Now I have a routine that I don’t like, and I am starting to blame it on me—or the lack of me. In other words, a lot of what I thought of as your shortcomings may have been my own.
This all goes back a long way. God dumped me on Earth into a poor family so I couldn’t fully develop my confidence and my gifts. That’s what I have tried to tell myself, and I have held a grudge about it, believe me. Now I think—ever since starting to write you these damn letters—maybe I got placed in that family on purpose, precisely so I could develop my confidence and my gifts by my own hand.
I feel like I am having figure-ground reversal. Do you know what I mean? (Of course you do.) It’s when you look at a drawing one way and it’s a vase, and then you look at a drawing again and it’s two women’s faces. Both are equally possible and perhaps equally true—all depending on how you look at it. As an agnostic, I , I comfortably looked at it in the negative way. Now—and I would not say I am a believer—as an experimenter with this God business, I am suddenly seeing another more positive possibility. My life looks less like wreckage and more like building materials. Is that why they call you the Creator?
As this prayer comes to a close the lady that is taking a journey of faith is coming to the conclusion that God did not make a mistake by allowing her the experiences of her past.
The bible tells us of this great truth.
Romans 8:28New International Version (NIV)

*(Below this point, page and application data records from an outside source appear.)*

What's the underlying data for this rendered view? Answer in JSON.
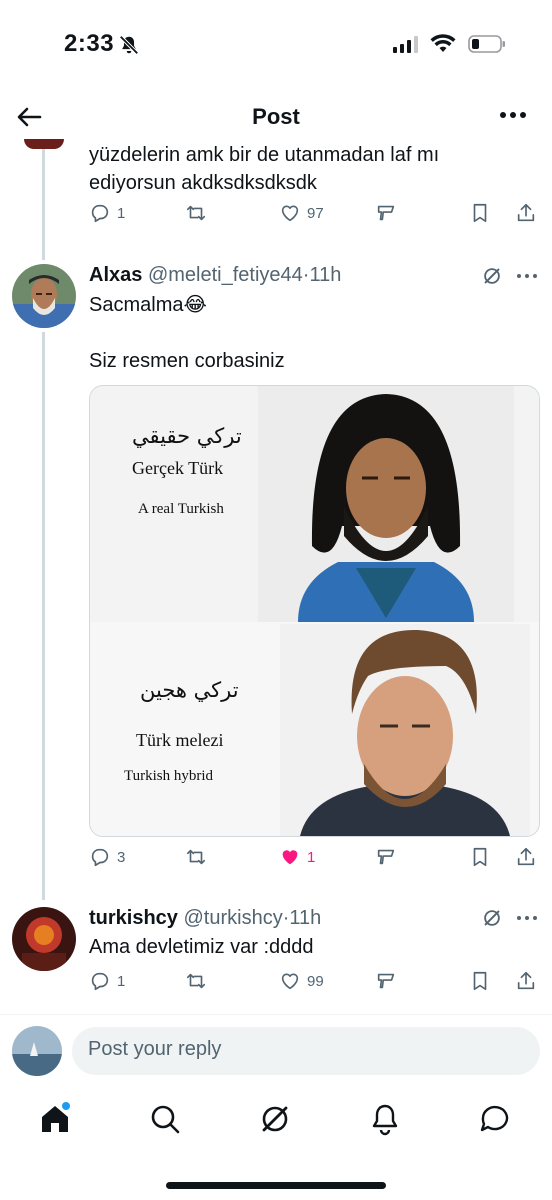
{
  "status_bar": {
    "time": "2:33"
  },
  "header": {
    "title": "Post"
  },
  "parent_post": {
    "text": "yüzdelerin amk bir de utanmadan laf mı ediyorsun akdksdksdksdk",
    "reply_count": "1",
    "like_count": "97"
  },
  "post_alxas": {
    "name": "Alxas",
    "handle": "@meleti_fetiye44",
    "time": "11h",
    "line1": "Sacmalma😂",
    "line2": "Siz resmen corbasiniz",
    "reply_count": "3",
    "like_count": "1",
    "meme": {
      "top_arabic": "تركي حقيقي",
      "top_turkish": "Gerçek Türk",
      "top_english": "A real Turkish",
      "bottom_arabic": "تركي هجين",
      "bottom_turkish": "Türk melezi",
      "bottom_english": "Turkish hybrid"
    }
  },
  "post_turkishcy": {
    "name": "turkishcy",
    "handle": "@turkishcy",
    "time": "11h",
    "text": "Ama devletimiz var :dddd",
    "reply_count": "1",
    "like_count": "99"
  },
  "reply": {
    "placeholder": "Post your reply"
  },
  "colors": {
    "like_active": "#f91880",
    "secondary": "#536471",
    "notification_dot": "#1d9bf0"
  },
  "icons": [
    "back-arrow-icon",
    "more-icon",
    "reply-icon",
    "repost-icon",
    "like-icon",
    "views-icon",
    "bookmark-icon",
    "share-icon",
    "grok-icon",
    "home-icon",
    "search-icon",
    "notifications-icon",
    "messages-icon"
  ]
}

28 And we know that in all things God works for the good of those who love him, who have been called according to his purpose.
For those that love the Lord we do not see our lives as wreckage. We begin to see that no experience is wasted, whether good or bad. By trusting in God we are able see our experiences as building blocks to refine our character for a greater purpose.
Some of you may question this line of reasoning and it may be hard for you to accept because you have been a victim of someone’s evil choices. I would say to you that God does not make light of your situation, be it past, present, or future, if you become a victim. No one should be on the receiving end of evil.
Yet, while it is unfair and it hurts beyond description, it does not have to define your life. It can be a building block to a greater resolve of character. God is able to bring forth beauty from the ashes.
Written by Larry Westfall. Copyright © Finding Wonder 2016.